This guide introduces the most common types of glass used in windows and doors in New Zealand.
At its most basic level, all glass is made by heating sand until it melts and turns into a liquid. Most window glass is made using the float process: a sheet of molten glass is ‘floated’ on a bed of molten tin and drawn out to create a pane that is smooth and flat with a uniform thickness.
By changing the ingredients or process, or adding different coatings, the colour, strength and other properties of the finished glass can be altered to suit different situations. Low iron content, for instance, will produce extra-clear glass.
As well as aesthetics, glass selection impacts energy use in homes, as windows are the greatest source of heat loss in a new build. It’s worth investing in making your windows as energy-efficient as possible – picking special options such as low E glass – for comfort and for lower energy bills.
It's important to note that, under the updated New Zealand Building Code, double glazing on exterior windows and doors is a minimum requirement in all new builds. And safety glass is mandatory in many interior applications, such as glazed partition doors and shower glass. To find out more about, read the section on the benefits of double or triple glazing.
Float glass, or ordinary glass, features in our older homes and remains the standard today. It has been annealed (slow-cooled) for stability, but it remains prone to breaking under stress or impact into shards that are dangerous. For obvious reasons, annealed glass is unsuitable for cat-flap panes or for roofing a greenhouse.
Float glass is imported into New Zealand, where it can be toughened and/or treated for special finishes.
Glass is classified as a hazardous building material in the code, and safety glass is mandatory in areas that are identified as being at high risk of human impact, such as bathrooms, and for doors and larger windows.
There are two main types of safety glass used in New Zealand. Both will help protect you and your family from serious injury if the glass breaks for any reason.
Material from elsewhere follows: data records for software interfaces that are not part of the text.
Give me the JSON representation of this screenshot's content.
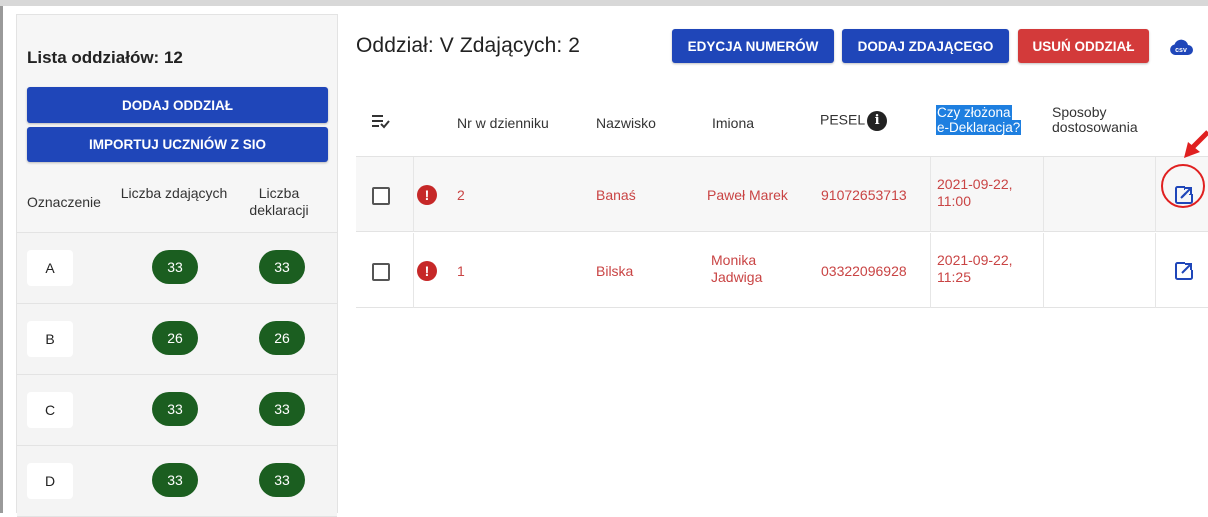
{
  "sidebar": {
    "title": "Lista oddziałów: 12",
    "add_button": "DODAJ ODDZIAŁ",
    "import_button": "IMPORTUJ UCZNIÓW Z SIO",
    "columns": [
      "Oznaczenie",
      "Liczba zdających",
      "Liczba deklaracji"
    ],
    "rows": [
      {
        "code": "A",
        "examinees": "33",
        "declarations": "33"
      },
      {
        "code": "B",
        "examinees": "26",
        "declarations": "26"
      },
      {
        "code": "C",
        "examinees": "33",
        "declarations": "33"
      },
      {
        "code": "D",
        "examinees": "33",
        "declarations": "33"
      }
    ]
  },
  "header": {
    "title": "Oddział: V Zdających: 2",
    "edit_numbers_button": "EDYCJA NUMERÓW",
    "add_examinee_button": "DODAJ ZDAJĄCEGO",
    "delete_button": "USUŃ ODDZIAŁ",
    "csv_icon": "csv-cloud-icon",
    "csv_label": "csv"
  },
  "table": {
    "columns": {
      "number": "Nr w dzienniku",
      "surname": "Nazwisko",
      "names": "Imiona",
      "pesel": "PESEL",
      "declared_line1": "Czy złożona",
      "declared_line2": "e-Deklaracja?",
      "adjust_line1": "Sposoby",
      "adjust_line2": "dostosowania"
    },
    "rows": [
      {
        "number": "2",
        "surname": "Banaś",
        "names_line1": "Paweł Marek",
        "names_line2": "",
        "pesel": "91072653713",
        "declared_line1": "2021-09-22,",
        "declared_line2": "11:00"
      },
      {
        "number": "1",
        "surname": "Bilska",
        "names_line1": "Monika",
        "names_line2": "Jadwiga",
        "pesel": "03322096928",
        "declared_line1": "2021-09-22,",
        "declared_line2": "11:25"
      }
    ]
  },
  "colors": {
    "primary": "#1f46b9",
    "danger": "#d33a3a",
    "badge": "#1b5e20",
    "error_text": "#c94444",
    "highlight": "#1e7fe0"
  }
}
Safety glass is mandatory in bathroom shower cabinets, glass doors (including pet flap panes), internal partitions, overhead glazing, structural glazing and balustrades.
Safety glass will either be laminated glass or toughened glass and can be identified by a compliance logo marked with NZS 4223.3 in either permanent ink or an etch-marking. If there is no marking, it may not be safety glass and should be replaced.
Toughened glass needs to be cut (and/or drilled) before the toughening process, rather than after, so it must be ordered specially.
For security applications, there are various options including laminated glass and security films; these are particularly apt for glazed exterior doors.
Low E glass has a very thin layer of silver (or another low emissivity material) applied to one side. This reduces the rate at which heat (or cold) passes through the glass. Think of it as an invisible insulation barrier for your windows, providing a more comfortable indoor temperature.
Low E glass needs to be enclosed within a double- or triple-glazed unit to protect the coating, but the benefit is a better performing product. So, you can have bigger windows, and heating and cooling costs are reduced.
Low E units must be installed facing a certain way to support their performance; your window installer or glazier should ensure this. Low E glass is available in a range of thermal performance levels. With some low E glass, there can be a hazy appearance; this comes down to the thermal performance rating of the coating. So if you are opting for low E, discuss your needs with your glazier.
The benefits of tinted glass include lower UV radiation, lower visible light transmission, and greater privacy. Tinted glass can become overly warm and therefore is usually heat-treated for protection. It can be used in IGUs, along with low E glass, to help with thermal control.